What to do: If a line of the data below holds the string "true", copy it.

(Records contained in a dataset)
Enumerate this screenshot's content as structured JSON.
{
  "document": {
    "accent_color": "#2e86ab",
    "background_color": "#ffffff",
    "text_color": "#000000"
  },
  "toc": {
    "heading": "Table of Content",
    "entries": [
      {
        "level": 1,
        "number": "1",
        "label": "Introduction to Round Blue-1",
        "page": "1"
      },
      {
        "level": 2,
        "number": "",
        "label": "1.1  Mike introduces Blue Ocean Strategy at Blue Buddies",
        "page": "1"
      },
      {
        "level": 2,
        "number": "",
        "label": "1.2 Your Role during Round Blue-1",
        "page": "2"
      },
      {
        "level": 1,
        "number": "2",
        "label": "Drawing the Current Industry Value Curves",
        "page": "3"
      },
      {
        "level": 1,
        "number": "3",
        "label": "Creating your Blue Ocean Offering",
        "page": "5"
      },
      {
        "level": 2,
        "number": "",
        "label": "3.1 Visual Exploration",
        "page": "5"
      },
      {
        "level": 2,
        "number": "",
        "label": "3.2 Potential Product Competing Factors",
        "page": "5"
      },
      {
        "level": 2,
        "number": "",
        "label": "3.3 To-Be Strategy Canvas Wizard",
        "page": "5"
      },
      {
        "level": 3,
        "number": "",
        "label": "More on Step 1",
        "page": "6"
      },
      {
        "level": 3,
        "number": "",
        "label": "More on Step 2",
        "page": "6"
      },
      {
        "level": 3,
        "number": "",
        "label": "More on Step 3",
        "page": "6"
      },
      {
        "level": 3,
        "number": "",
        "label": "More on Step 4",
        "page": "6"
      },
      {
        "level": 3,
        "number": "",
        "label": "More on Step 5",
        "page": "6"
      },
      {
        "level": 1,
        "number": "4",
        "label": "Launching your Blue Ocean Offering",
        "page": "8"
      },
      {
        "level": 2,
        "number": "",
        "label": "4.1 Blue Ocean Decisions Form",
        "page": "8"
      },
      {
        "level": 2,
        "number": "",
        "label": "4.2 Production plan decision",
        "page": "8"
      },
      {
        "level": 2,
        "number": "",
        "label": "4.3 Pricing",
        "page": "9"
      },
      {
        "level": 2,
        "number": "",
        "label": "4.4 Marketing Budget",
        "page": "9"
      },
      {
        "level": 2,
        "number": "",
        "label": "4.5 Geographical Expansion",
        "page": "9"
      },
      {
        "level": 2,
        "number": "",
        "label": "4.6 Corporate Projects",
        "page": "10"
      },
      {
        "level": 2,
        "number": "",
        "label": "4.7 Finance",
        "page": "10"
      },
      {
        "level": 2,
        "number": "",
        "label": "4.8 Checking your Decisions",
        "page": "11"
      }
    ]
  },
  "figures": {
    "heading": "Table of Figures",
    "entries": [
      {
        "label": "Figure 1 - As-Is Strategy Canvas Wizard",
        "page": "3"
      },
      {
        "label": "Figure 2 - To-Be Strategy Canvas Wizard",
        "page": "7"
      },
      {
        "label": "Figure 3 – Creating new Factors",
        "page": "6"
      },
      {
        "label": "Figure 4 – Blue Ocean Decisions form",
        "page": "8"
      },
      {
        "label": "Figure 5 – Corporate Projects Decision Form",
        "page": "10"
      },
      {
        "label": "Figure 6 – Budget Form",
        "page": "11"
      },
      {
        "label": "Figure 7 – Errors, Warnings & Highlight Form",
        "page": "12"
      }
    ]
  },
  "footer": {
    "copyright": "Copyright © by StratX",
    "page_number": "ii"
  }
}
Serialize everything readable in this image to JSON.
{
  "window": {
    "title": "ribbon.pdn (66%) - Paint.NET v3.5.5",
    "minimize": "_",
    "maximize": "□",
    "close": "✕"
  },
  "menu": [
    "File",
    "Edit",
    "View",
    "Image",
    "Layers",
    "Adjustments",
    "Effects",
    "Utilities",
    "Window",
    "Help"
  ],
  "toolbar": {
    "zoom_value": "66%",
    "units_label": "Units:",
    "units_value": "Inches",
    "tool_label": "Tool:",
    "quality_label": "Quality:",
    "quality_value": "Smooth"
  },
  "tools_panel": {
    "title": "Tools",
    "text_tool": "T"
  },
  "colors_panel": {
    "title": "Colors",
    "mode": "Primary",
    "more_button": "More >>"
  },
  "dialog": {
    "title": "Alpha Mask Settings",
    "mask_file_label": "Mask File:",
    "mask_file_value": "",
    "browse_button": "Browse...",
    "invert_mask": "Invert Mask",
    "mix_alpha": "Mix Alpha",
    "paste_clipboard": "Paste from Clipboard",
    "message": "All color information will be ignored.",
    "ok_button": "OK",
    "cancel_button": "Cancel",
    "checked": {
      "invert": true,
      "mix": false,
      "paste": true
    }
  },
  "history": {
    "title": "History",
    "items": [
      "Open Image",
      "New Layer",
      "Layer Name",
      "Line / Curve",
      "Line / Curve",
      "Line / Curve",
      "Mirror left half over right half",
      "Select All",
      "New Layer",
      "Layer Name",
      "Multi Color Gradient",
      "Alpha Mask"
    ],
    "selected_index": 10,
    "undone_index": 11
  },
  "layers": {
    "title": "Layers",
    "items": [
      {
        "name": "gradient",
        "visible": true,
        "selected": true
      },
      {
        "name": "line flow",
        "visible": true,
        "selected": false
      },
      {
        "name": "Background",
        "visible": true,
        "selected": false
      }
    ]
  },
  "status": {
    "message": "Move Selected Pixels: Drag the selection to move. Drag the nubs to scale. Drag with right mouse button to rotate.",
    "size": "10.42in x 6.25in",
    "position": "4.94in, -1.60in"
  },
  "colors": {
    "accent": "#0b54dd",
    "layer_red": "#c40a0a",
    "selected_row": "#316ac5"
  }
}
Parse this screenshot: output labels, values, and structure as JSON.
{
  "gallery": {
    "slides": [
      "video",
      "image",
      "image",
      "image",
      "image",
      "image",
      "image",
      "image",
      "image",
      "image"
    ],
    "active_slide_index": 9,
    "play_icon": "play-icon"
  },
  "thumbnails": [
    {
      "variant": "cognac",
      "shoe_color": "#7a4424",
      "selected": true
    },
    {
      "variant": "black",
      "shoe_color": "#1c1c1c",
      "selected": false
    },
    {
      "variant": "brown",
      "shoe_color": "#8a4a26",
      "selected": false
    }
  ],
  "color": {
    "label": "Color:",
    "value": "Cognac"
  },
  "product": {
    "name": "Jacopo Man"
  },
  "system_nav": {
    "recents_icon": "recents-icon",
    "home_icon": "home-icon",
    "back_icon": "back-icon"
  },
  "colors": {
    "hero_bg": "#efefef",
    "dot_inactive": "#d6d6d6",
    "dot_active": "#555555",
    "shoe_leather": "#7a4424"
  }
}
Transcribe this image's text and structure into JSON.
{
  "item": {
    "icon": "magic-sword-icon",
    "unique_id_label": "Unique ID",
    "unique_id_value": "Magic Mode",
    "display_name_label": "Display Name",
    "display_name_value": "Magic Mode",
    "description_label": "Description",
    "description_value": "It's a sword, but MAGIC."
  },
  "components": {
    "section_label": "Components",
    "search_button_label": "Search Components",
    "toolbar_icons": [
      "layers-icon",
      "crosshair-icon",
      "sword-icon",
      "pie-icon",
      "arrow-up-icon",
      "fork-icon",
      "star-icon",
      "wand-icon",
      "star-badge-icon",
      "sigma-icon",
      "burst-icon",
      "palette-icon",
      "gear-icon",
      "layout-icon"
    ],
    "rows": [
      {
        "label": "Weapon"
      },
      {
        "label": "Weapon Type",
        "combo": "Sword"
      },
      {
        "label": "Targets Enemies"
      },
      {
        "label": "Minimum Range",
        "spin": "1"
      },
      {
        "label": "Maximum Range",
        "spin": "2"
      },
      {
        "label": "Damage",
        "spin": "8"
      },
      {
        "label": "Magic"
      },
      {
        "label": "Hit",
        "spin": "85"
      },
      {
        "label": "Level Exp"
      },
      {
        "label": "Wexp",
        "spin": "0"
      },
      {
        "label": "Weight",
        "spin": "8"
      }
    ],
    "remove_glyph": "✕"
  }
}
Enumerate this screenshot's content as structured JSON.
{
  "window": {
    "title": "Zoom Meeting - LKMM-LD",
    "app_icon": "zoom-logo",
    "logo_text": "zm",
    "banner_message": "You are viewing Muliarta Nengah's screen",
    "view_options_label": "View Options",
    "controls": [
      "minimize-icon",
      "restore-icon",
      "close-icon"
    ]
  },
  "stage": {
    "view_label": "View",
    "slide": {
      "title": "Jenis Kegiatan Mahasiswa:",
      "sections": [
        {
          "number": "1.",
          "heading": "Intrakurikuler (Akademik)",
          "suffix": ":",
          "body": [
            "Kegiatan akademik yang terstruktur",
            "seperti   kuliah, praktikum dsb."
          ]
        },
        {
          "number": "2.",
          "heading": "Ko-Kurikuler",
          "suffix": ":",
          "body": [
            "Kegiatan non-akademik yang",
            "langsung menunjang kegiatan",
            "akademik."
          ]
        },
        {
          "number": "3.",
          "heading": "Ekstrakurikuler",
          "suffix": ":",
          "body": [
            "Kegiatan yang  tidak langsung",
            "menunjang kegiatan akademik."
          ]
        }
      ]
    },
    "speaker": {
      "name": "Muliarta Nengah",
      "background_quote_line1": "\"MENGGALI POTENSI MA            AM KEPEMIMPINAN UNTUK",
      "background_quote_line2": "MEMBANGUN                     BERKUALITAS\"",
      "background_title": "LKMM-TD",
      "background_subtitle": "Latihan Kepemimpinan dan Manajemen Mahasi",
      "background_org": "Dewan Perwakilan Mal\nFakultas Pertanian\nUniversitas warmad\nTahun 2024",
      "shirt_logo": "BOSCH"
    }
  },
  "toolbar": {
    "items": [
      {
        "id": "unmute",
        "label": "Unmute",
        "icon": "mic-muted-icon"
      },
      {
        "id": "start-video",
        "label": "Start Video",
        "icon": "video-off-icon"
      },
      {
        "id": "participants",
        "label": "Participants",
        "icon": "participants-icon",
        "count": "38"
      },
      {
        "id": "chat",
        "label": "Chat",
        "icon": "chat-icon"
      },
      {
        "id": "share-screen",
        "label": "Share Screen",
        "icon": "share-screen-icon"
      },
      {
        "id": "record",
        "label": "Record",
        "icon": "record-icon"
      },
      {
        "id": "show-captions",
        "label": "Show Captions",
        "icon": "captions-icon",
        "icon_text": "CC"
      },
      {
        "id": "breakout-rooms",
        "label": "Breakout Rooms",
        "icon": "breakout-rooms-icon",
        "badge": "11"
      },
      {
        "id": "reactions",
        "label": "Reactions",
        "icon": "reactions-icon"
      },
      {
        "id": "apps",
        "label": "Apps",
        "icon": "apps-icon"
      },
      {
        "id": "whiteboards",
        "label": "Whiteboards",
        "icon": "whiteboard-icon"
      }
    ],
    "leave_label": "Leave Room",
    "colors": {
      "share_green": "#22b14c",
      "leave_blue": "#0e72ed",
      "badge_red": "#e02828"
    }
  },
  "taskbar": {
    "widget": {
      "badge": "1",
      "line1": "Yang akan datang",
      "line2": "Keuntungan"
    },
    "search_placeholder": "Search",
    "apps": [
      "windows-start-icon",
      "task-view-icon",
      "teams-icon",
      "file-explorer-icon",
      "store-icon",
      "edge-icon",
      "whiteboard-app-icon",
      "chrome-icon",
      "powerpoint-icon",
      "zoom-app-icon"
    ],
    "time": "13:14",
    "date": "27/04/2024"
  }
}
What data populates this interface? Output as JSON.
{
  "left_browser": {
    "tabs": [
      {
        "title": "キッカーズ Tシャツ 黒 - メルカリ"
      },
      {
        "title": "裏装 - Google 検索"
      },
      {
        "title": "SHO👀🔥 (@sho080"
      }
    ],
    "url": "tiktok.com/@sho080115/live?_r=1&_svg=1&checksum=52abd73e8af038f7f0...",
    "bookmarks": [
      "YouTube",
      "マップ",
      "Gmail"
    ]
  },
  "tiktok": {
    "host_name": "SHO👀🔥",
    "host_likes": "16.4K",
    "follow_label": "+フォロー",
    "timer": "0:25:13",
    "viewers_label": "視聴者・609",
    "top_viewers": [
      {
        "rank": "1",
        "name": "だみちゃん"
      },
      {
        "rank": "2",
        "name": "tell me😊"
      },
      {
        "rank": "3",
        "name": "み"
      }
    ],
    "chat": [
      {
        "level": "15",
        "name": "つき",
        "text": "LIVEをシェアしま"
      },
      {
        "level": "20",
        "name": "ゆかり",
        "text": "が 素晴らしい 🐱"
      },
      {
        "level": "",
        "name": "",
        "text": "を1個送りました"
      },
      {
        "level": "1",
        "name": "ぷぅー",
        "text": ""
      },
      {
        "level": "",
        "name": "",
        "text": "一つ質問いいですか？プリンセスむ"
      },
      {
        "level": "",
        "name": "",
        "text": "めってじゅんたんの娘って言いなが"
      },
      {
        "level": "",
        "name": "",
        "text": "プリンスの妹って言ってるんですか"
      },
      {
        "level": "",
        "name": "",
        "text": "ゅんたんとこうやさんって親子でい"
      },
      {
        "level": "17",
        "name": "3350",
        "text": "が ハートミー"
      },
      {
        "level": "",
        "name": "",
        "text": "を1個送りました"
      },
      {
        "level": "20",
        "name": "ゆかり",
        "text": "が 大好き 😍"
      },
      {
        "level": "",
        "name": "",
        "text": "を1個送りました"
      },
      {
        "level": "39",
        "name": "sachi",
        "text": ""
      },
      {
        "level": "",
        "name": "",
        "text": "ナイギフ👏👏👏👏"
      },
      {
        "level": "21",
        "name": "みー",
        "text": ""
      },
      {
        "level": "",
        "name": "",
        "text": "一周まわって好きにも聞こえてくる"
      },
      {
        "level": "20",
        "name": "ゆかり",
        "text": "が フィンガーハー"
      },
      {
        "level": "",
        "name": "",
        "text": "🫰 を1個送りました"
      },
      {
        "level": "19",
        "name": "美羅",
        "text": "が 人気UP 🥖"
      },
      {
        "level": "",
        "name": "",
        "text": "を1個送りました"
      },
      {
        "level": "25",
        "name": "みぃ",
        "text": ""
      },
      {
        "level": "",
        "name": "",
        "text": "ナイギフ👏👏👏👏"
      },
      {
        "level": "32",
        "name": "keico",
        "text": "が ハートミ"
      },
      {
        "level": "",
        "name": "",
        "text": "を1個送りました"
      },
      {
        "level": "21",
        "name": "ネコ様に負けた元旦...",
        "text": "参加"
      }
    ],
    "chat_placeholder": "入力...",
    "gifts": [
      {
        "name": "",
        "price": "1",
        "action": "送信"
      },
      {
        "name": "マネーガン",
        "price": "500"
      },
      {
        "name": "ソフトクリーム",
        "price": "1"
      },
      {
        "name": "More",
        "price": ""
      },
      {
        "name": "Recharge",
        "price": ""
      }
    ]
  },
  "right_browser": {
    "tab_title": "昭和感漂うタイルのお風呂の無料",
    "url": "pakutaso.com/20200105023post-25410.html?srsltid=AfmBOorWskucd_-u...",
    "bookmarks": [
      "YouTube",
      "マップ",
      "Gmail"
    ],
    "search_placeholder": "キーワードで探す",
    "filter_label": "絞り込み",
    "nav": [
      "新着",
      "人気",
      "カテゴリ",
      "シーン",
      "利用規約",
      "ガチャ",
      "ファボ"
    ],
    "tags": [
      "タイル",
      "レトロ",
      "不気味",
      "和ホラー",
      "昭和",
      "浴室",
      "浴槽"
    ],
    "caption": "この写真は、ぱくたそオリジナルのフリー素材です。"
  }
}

Reply:
      "invert": true,
      "paste": true
        "visible": true,
        "selected": true
        "visible": true,
        "visible": true,
      "selected": true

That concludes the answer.